Jarek Radimersky/flickr

A new push is underway to get some anti-immigrant language out of the Florida Constitution. The law relates to foreign property owners.

People who aren’t eligible for American citizenship can't own property in Florida. It’s written in Article 1 of the state Constitution.

WLRN's Five Most Popular Stories Feb. 3-7

Feb 10, 2014
Jeffrey Katz / Courtesy FDOT

From the stories you've been reading on WLRN this week, one could weave the following fictional story:

On the day formerly known as Chinese New Year, Cuban hackers got into the city's traffic-light system and were able to rush onto I-95. Once there, they sped to Wynwood only to find that the neighborhood has lost all its appeal. So they decided it was best to head to a place that was truly dead: the ancient Tequesta village downtown.

Read on to see what the top-five stories are.

Editor's Note: This is a community contributor post.  The views expressed here are those of the author and not WLRN or WLRN-Miami Herald News.

Happy New Year!

Despite All The Latin Flare, Asian Food Thrives In Miami

Nov 14, 2013
David Samayoa

Although less than 2 percent of Miami-Dade County's population is Asian-American, Danielle Chang, founder of the Lucky Rice Festival, decided her party had enough appeal last year to come back to Miami Beach for a second round.

Katia Savchuk

For five blocks along Interstate 95 on the western edge of Miami's Wynwood neighborhood, you can buy women's clothing, jewelry and handbags in practically every store.

Not everybody knows about Miami's "Fashion District." But 20 years ago, it existed almost exactly the same as it does today in the mind's eye of Korean entrepreneurs.

Woo Ho Lee walked the block on a recent weekday afternoon, pointing out landmarks and remembering one of his mentors, Mr. Park.

Let's coin a new stereotype right here: Latinos are mad friendly.
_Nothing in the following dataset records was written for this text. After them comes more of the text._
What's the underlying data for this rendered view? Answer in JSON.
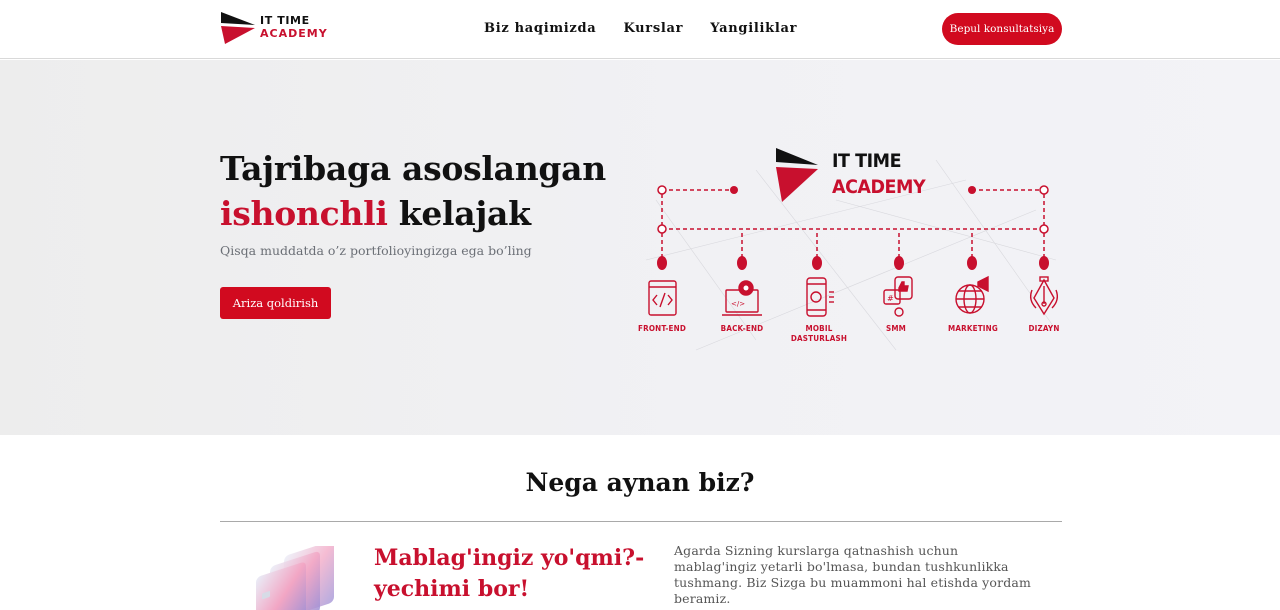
{
  "header": {
    "logo_line1": "IT TIME",
    "logo_line2": "ACADEMY",
    "nav": [
      "Biz haqimizda",
      "Kurslar",
      "Yangiliklar"
    ],
    "cta_label": "Bepul konsultatsiya"
  },
  "hero": {
    "title_line1": "Tajribaga asoslangan",
    "title_accent": "ishonchli",
    "title_rest": " kelajak",
    "subtitle": "Qisqa muddatda o’z portfolioyingizga ega bo’ling",
    "button_label": "Ariza qoldirish",
    "diagram": {
      "brand_line1": "IT TIME",
      "brand_line2": "ACADEMY",
      "directions": [
        {
          "label": "FRONT-END",
          "icon": "code-window-icon"
        },
        {
          "label": "BACK-END",
          "icon": "gear-laptop-icon"
        },
        {
          "label": "MOBIL DASTURLASH",
          "icon": "smartphone-icon"
        },
        {
          "label": "SMM",
          "icon": "social-like-icon"
        },
        {
          "label": "MARKETING",
          "icon": "globe-megaphone-icon"
        },
        {
          "label": "DIZAYN",
          "icon": "pen-tool-icon"
        }
      ]
    }
  },
  "why": {
    "title": "Nega aynan biz?",
    "feature_title_line1": "Mablag'ingiz yo'qmi?-",
    "feature_title_line2": "yechimi bor!",
    "feature_text": "Agarda Sizning kurslarga qatnashish uchun mablag'ingiz yetarli bo'lmasa, bundan tushkunlikka tushmang. Biz Sizga bu muammoni hal etishda yordam beramiz."
  },
  "colors": {
    "brand_red": "#d10a1f",
    "accent_red": "#c8102e",
    "text_dark": "#111111",
    "muted": "#6b6f76"
  }
}
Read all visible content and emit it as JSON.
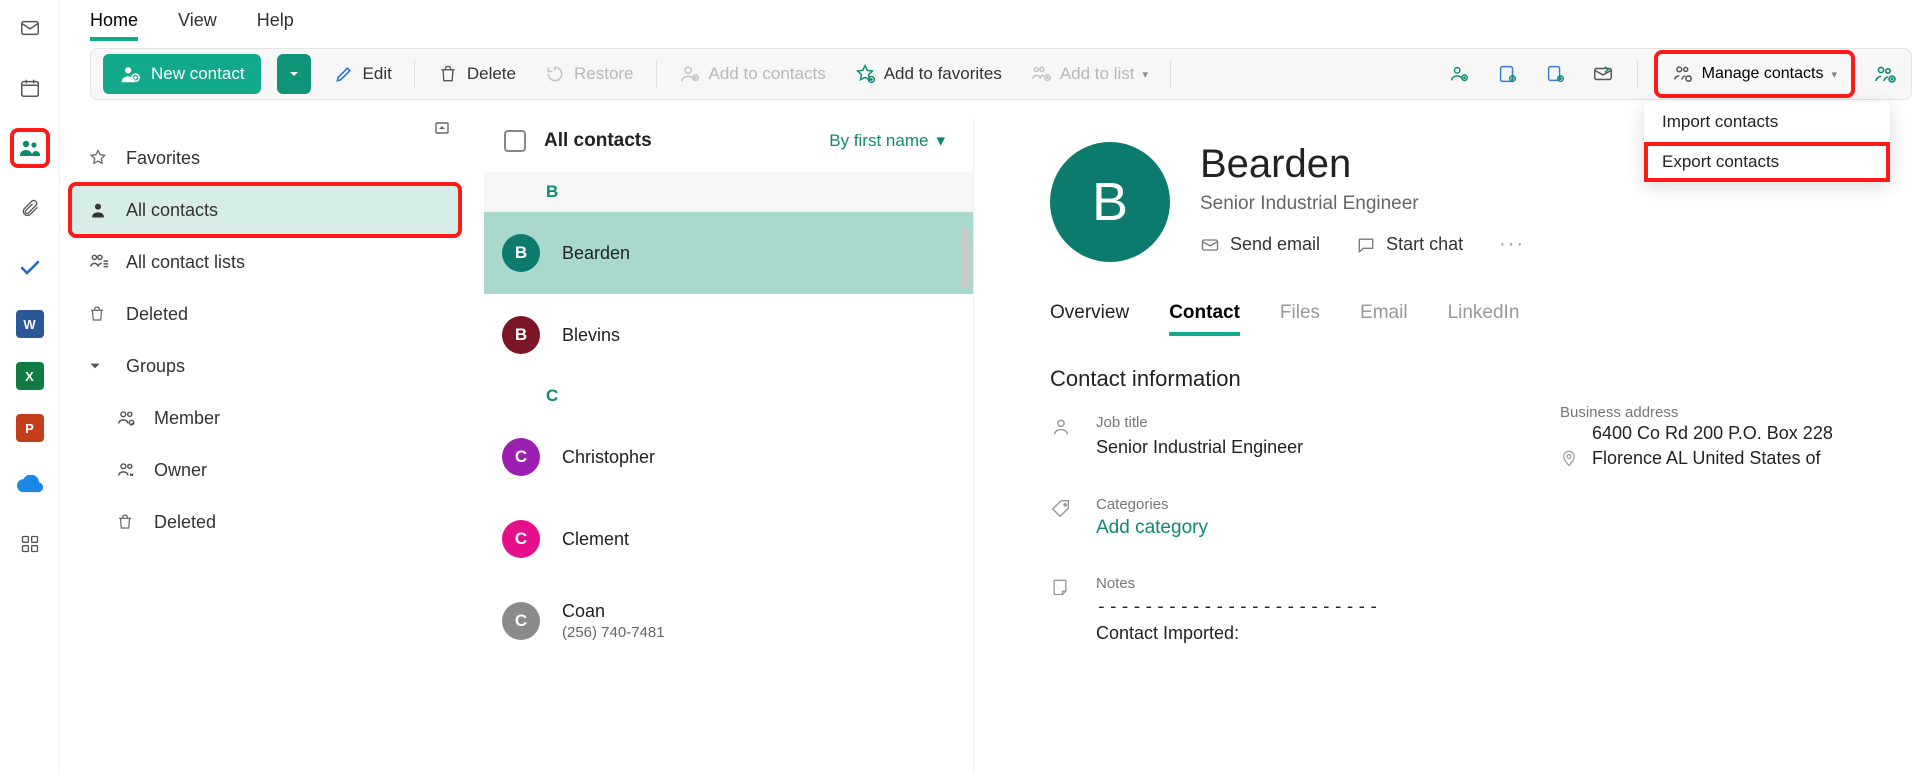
{
  "topmenu": {
    "home": "Home",
    "view": "View",
    "help": "Help"
  },
  "ribbon": {
    "new_contact": "New contact",
    "edit": "Edit",
    "delete": "Delete",
    "restore": "Restore",
    "add_to_contacts": "Add to contacts",
    "add_to_favorites": "Add to favorites",
    "add_to_list": "Add to list",
    "manage_contacts": "Manage contacts"
  },
  "dropdown": {
    "import": "Import contacts",
    "export": "Export contacts"
  },
  "folders": {
    "favorites": "Favorites",
    "all_contacts": "All contacts",
    "all_contact_lists": "All contact lists",
    "deleted": "Deleted",
    "groups": "Groups",
    "member": "Member",
    "owner": "Owner",
    "g_deleted": "Deleted"
  },
  "clist": {
    "title": "All contacts",
    "sort": "By first name",
    "letters": {
      "b": "B",
      "c": "C"
    },
    "items": [
      {
        "initial": "B",
        "name": "Bearden",
        "color": "#0c7b6e"
      },
      {
        "initial": "B",
        "name": "Blevins",
        "color": "#7c1626"
      },
      {
        "initial": "C",
        "name": "Christopher",
        "color": "#9b1fb0"
      },
      {
        "initial": "C",
        "name": "Clement",
        "color": "#e60f8b"
      },
      {
        "initial": "C",
        "name": "Coan",
        "sub": "(256) 740-7481",
        "color": "#8a8a8a"
      }
    ]
  },
  "detail": {
    "initial": "B",
    "name": "Bearden",
    "job": "Senior Industrial Engineer",
    "send_email": "Send email",
    "start_chat": "Start chat",
    "tabs": {
      "overview": "Overview",
      "contact": "Contact",
      "files": "Files",
      "email": "Email",
      "linkedin": "LinkedIn"
    },
    "section_title": "Contact information",
    "job_label": "Job title",
    "job_value": "Senior Industrial Engineer",
    "addr_label": "Business address",
    "addr_value": "6400 Co Rd 200 P.O. Box 228 Florence AL United States of",
    "cat_label": "Categories",
    "add_category": "Add category",
    "notes_label": "Notes",
    "notes_dash": "------------------------",
    "notes_value": "Contact Imported:"
  }
}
Ninety percent of Latinos said that they are friends with people of a different race, according to new poll from Reuters and Ipsos, making them much more likely than the rest of America to reach across racial lines to make friends.
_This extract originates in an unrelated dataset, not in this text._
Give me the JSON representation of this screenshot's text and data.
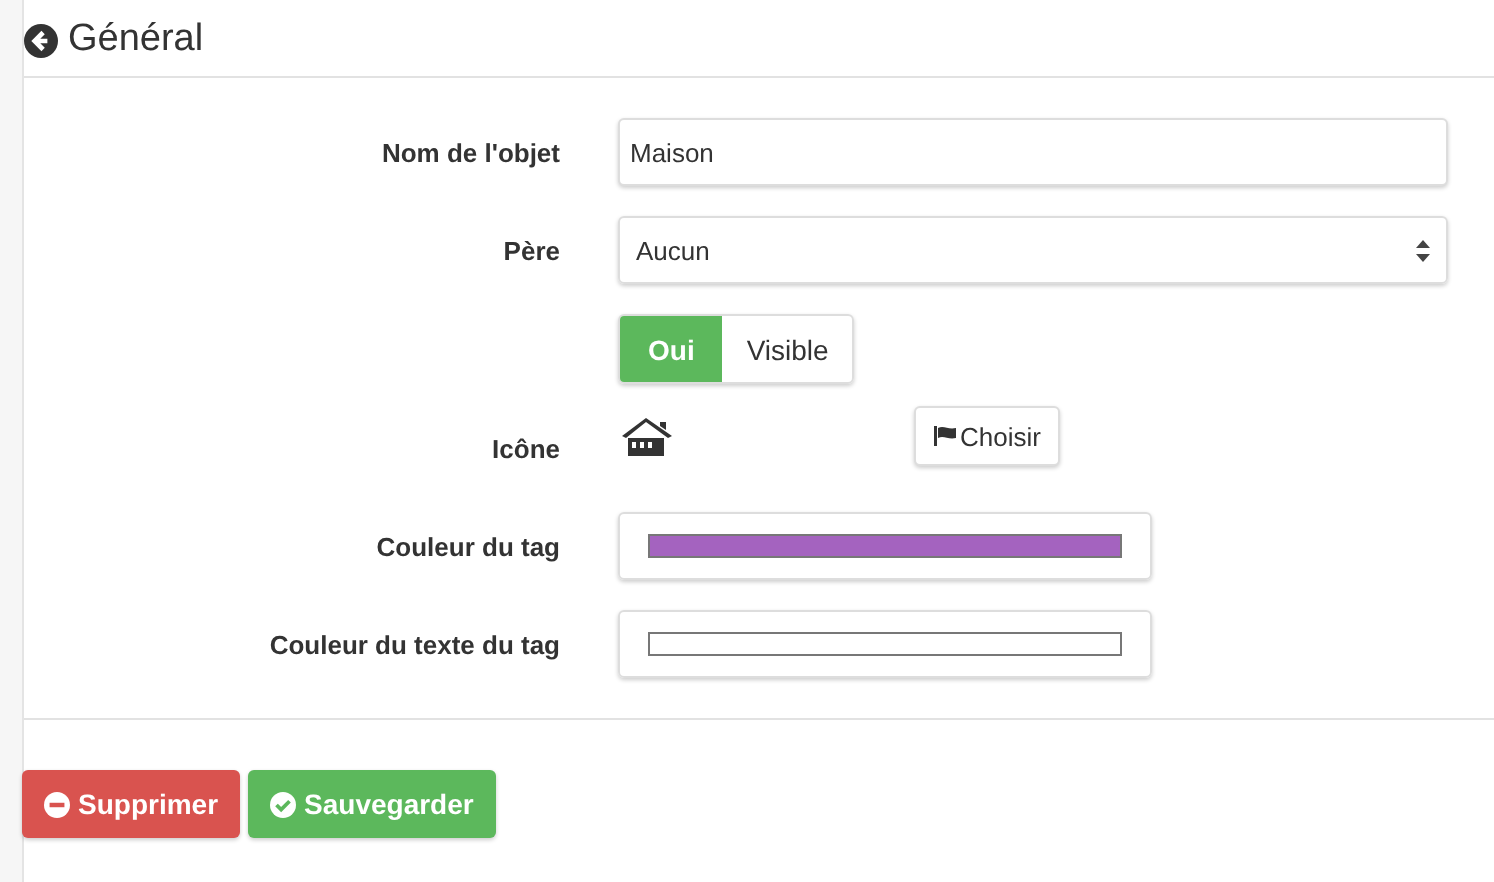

'Nine out of 10 Latinos can say, some of my best friends are not-Latino,' my Code Switch teammate Hansi Lo Wang reported recently for NPR's Newscast unit.

William A. Fishbaugh (State Archives of Florida)
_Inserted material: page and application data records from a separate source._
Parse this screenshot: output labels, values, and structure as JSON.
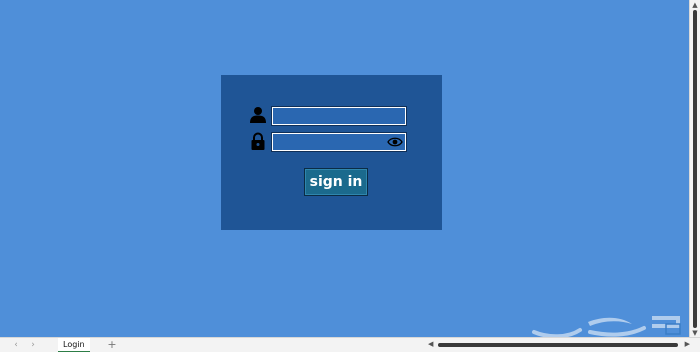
{
  "login": {
    "username_value": "",
    "password_value": "",
    "signin_label": "sign in"
  },
  "icons": {
    "user": "user-icon",
    "lock": "lock-icon",
    "eye": "eye-icon"
  },
  "sheets": {
    "tabs": [
      {
        "label": "Login",
        "active": true
      }
    ],
    "add_label": "+"
  },
  "colors": {
    "background": "#4f8fd9",
    "panel": "#1f5596",
    "button": "#1b6a8d"
  }
}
In Miami, everything has to do with migration, especially our food.

If I were to write a personal ad, it would go something like this: short male, black hair, brown eyes, caramel-colored skin. Then I would probably go on at length about my sculpted body and model looks. You’re thinking Latin male, right? What if I added slightly oval eyes, like large almonds? What would you think then? Asian? In South Florida? No way. There are no Asians in South Florida.

Perhaps not many, but there are.

What The Lack Of Asian-Americans Says About Miami

Jul 11, 2013

“Miami is the face of America's future” is a refrain I’ve heard often.  It seems a point of pride that Miami is leading the rest of the country in our racial diversity.

But this statement is only true if you disregard people like me, Asian-Americans.

The U.S. population is about six percent Asian-American. Chicago has a slightly higher share, and Boston and New York have about 10 percent and 14 percent, respectively.   

 Miami-Dade County has less than two percent. That’s lower than the percentage of Asian-Americans for the entire state of Florida. 

Here's a question we received from one of several hundred South Florida residents who attended a recent WLRN/Miami Herald Town Hall that was held just prior to the current legislative session.

This one comes from friend-of-WLRN Piyush Agrawal, a scholar, educator, businessman and philanthropist who lives in Weston:

"Why does Florida's constitution still allow the state to prohibit foreign citizens from owning real estate?"